Task statement: An exact copy of every record is needed.

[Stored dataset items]
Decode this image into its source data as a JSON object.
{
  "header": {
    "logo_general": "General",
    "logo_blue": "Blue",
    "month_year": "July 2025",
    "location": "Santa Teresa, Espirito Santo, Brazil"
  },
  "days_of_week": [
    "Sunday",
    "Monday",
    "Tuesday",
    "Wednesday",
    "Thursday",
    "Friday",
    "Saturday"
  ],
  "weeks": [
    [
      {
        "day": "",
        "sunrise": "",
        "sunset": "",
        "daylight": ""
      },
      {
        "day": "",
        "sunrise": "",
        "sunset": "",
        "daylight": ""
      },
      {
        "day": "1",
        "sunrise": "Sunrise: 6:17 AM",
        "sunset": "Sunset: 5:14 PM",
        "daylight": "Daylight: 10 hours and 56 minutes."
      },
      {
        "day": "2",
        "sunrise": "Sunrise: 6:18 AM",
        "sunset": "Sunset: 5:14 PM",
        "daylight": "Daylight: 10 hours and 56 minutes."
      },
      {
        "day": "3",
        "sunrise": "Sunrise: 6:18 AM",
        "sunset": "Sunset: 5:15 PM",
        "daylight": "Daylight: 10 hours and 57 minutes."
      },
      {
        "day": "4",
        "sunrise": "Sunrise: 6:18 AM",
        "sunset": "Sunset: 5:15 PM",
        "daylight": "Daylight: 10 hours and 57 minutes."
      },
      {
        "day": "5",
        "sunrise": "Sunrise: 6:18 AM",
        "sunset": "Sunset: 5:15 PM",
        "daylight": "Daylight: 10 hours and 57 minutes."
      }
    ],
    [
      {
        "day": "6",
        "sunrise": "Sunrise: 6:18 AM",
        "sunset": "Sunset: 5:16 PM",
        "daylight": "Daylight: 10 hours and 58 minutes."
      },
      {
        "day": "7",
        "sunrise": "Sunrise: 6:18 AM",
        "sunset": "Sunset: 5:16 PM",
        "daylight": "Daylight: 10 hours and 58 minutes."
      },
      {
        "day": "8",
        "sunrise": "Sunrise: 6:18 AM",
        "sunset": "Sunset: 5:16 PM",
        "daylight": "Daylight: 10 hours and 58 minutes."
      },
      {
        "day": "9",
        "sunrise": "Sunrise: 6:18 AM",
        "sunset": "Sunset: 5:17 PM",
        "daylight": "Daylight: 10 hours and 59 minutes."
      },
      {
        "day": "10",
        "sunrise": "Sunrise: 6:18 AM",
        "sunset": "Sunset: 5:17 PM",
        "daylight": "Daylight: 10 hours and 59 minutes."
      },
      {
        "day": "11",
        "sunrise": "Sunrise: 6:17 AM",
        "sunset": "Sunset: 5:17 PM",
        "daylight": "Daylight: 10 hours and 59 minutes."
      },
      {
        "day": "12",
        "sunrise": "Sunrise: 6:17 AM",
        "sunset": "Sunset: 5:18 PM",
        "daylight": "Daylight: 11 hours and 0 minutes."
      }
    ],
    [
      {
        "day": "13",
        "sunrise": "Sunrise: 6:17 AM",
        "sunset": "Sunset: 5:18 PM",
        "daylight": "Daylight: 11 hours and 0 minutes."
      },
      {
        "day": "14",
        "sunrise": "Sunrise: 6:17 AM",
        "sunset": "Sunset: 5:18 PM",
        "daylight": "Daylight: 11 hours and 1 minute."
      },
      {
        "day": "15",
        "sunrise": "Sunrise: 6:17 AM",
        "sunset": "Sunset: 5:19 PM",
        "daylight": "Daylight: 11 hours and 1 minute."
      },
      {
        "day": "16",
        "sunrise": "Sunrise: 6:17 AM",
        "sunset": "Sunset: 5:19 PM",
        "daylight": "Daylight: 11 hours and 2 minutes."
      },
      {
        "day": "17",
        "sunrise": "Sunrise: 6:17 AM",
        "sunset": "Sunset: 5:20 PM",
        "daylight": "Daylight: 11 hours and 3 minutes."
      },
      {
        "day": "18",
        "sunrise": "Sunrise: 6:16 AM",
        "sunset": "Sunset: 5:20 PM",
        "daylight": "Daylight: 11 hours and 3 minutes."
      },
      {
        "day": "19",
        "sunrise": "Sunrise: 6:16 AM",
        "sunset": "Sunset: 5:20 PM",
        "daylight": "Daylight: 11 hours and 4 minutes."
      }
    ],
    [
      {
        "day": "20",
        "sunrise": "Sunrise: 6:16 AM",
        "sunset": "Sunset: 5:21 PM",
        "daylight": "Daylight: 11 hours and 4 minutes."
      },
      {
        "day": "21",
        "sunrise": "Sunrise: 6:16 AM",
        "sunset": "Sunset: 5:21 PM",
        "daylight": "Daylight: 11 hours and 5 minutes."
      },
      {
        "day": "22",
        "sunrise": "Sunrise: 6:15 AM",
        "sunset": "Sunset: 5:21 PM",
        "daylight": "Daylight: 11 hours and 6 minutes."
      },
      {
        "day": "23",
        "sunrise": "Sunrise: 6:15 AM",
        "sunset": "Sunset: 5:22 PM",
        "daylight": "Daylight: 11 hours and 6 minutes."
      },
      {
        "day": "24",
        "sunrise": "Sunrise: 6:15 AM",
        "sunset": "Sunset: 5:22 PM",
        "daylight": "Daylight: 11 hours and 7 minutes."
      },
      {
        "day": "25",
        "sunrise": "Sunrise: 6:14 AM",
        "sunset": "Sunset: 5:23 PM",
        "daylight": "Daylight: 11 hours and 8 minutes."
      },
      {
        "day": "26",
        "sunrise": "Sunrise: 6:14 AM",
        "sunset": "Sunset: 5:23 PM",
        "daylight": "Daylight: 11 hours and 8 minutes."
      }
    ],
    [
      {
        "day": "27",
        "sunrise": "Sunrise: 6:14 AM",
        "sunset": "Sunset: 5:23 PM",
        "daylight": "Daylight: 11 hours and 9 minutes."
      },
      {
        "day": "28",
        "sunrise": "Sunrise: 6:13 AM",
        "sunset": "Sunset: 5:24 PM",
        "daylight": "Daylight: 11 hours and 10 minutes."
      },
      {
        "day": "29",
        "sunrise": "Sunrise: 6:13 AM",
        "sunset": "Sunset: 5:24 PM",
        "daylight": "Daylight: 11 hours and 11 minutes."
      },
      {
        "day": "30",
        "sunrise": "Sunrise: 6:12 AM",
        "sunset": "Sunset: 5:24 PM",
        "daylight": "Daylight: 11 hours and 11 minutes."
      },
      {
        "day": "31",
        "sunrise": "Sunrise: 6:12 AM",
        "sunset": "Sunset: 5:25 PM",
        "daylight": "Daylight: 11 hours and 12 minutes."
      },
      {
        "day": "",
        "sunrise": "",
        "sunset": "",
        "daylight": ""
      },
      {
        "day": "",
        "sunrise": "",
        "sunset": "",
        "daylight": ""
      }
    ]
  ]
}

Solution:
Decode this image into its source data as a JSON object.
{
  "header": {
    "logo_general": "General",
    "logo_blue": "Blue",
    "month_year": "July 2025",
    "location": "Santa Teresa, Espirito Santo, Brazil"
  },
  "days_of_week": [
    "Sunday",
    "Monday",
    "Tuesday",
    "Wednesday",
    "Thursday",
    "Friday",
    "Saturday"
  ],
  "weeks": [
    [
      {
        "day": "",
        "sunrise": "",
        "sunset": "",
        "daylight": ""
      },
      {
        "day": "",
        "sunrise": "",
        "sunset": "",
        "daylight": ""
      },
      {
        "day": "1",
        "sunrise": "Sunrise: 6:17 AM",
        "sunset": "Sunset: 5:14 PM",
        "daylight": "Daylight: 10 hours and 56 minutes."
      },
      {
        "day": "2",
        "sunrise": "Sunrise: 6:18 AM",
        "sunset": "Sunset: 5:14 PM",
        "daylight": "Daylight: 10 hours and 56 minutes."
      },
      {
        "day": "3",
        "sunrise": "Sunrise: 6:18 AM",
        "sunset": "Sunset: 5:15 PM",
        "daylight": "Daylight: 10 hours and 57 minutes."
      },
      {
        "day": "4",
        "sunrise": "Sunrise: 6:18 AM",
        "sunset": "Sunset: 5:15 PM",
        "daylight": "Daylight: 10 hours and 57 minutes."
      },
      {
        "day": "5",
        "sunrise": "Sunrise: 6:18 AM",
        "sunset": "Sunset: 5:15 PM",
        "daylight": "Daylight: 10 hours and 57 minutes."
      }
    ],
    [
      {
        "day": "6",
        "sunrise": "Sunrise: 6:18 AM",
        "sunset": "Sunset: 5:16 PM",
        "daylight": "Daylight: 10 hours and 58 minutes."
      },
      {
        "day": "7",
        "sunrise": "Sunrise: 6:18 AM",
        "sunset": "Sunset: 5:16 PM",
        "daylight": "Daylight: 10 hours and 58 minutes."
      },
      {
        "day": "8",
        "sunrise": "Sunrise: 6:18 AM",
        "sunset": "Sunset: 5:16 PM",
        "daylight": "Daylight: 10 hours and 58 minutes."
      },
      {
        "day": "9",
        "sunrise": "Sunrise: 6:18 AM",
        "sunset": "Sunset: 5:17 PM",
        "daylight": "Daylight: 10 hours and 59 minutes."
      },
      {
        "day": "10",
        "sunrise": "Sunrise: 6:18 AM",
        "sunset": "Sunset: 5:17 PM",
        "daylight": "Daylight: 10 hours and 59 minutes."
      },
      {
        "day": "11",
        "sunrise": "Sunrise: 6:17 AM",
        "sunset": "Sunset: 5:17 PM",
        "daylight": "Daylight: 10 hours and 59 minutes."
      },
      {
        "day": "12",
        "sunrise": "Sunrise: 6:17 AM",
        "sunset": "Sunset: 5:18 PM",
        "daylight": "Daylight: 11 hours and 0 minutes."
      }
    ],
    [
      {
        "day": "13",
        "sunrise": "Sunrise: 6:17 AM",
        "sunset": "Sunset: 5:18 PM",
        "daylight": "Daylight: 11 hours and 0 minutes."
      },
      {
        "day": "14",
        "sunrise": "Sunrise: 6:17 AM",
        "sunset": "Sunset: 5:18 PM",
        "daylight": "Daylight: 11 hours and 1 minute."
      },
      {
        "day": "15",
        "sunrise": "Sunrise: 6:17 AM",
        "sunset": "Sunset: 5:19 PM",
        "daylight": "Daylight: 11 hours and 1 minute."
      },
      {
        "day": "16",
        "sunrise": "Sunrise: 6:17 AM",
        "sunset": "Sunset: 5:19 PM",
        "daylight": "Daylight: 11 hours and 2 minutes."
      },
      {
        "day": "17",
        "sunrise": "Sunrise: 6:17 AM",
        "sunset": "Sunset: 5:20 PM",
        "daylight": "Daylight: 11 hours and 3 minutes."
      },
      {
        "day": "18",
        "sunrise": "Sunrise: 6:16 AM",
        "sunset": "Sunset: 5:20 PM",
        "daylight": "Daylight: 11 hours and 3 minutes."
      },
      {
        "day": "19",
        "sunrise": "Sunrise: 6:16 AM",
        "sunset": "Sunset: 5:20 PM",
        "daylight": "Daylight: 11 hours and 4 minutes."
      }
    ],
    [
      {
        "day": "20",
        "sunrise": "Sunrise: 6:16 AM",
        "sunset": "Sunset: 5:21 PM",
        "daylight": "Daylight: 11 hours and 4 minutes."
      },
      {
        "day": "21",
        "sunrise": "Sunrise: 6:16 AM",
        "sunset": "Sunset: 5:21 PM",
        "daylight": "Daylight: 11 hours and 5 minutes."
      },
      {
        "day": "22",
        "sunrise": "Sunrise: 6:15 AM",
        "sunset": "Sunset: 5:21 PM",
        "daylight": "Daylight: 11 hours and 6 minutes."
      },
      {
        "day": "23",
        "sunrise": "Sunrise: 6:15 AM",
        "sunset": "Sunset: 5:22 PM",
        "daylight": "Daylight: 11 hours and 6 minutes."
      },
      {
        "day": "24",
        "sunrise": "Sunrise: 6:15 AM",
        "sunset": "Sunset: 5:22 PM",
        "daylight": "Daylight: 11 hours and 7 minutes."
      },
      {
        "day": "25",
        "sunrise": "Sunrise: 6:14 AM",
        "sunset": "Sunset: 5:23 PM",
        "daylight": "Daylight: 11 hours and 8 minutes."
      },
      {
        "day": "26",
        "sunrise": "Sunrise: 6:14 AM",
        "sunset": "Sunset: 5:23 PM",
        "daylight": "Daylight: 11 hours and 8 minutes."
      }
    ],
    [
      {
        "day": "27",
        "sunrise": "Sunrise: 6:14 AM",
        "sunset": "Sunset: 5:23 PM",
        "daylight": "Daylight: 11 hours and 9 minutes."
      },
      {
        "day": "28",
        "sunrise": "Sunrise: 6:13 AM",
        "sunset": "Sunset: 5:24 PM",
        "daylight": "Daylight: 11 hours and 10 minutes."
      },
      {
        "day": "29",
        "sunrise": "Sunrise: 6:13 AM",
        "sunset": "Sunset: 5:24 PM",
        "daylight": "Daylight: 11 hours and 11 minutes."
      },
      {
        "day": "30",
        "sunrise": "Sunrise: 6:12 AM",
        "sunset": "Sunset: 5:24 PM",
        "daylight": "Daylight: 11 hours and 11 minutes."
      },
      {
        "day": "31",
        "sunrise": "Sunrise: 6:12 AM",
        "sunset": "Sunset: 5:25 PM",
        "daylight": "Daylight: 11 hours and 12 minutes."
      },
      {
        "day": "",
        "sunrise": "",
        "sunset": "",
        "daylight": ""
      },
      {
        "day": "",
        "sunrise": "",
        "sunset": "",
        "daylight": ""
      }
    ]
  ]
}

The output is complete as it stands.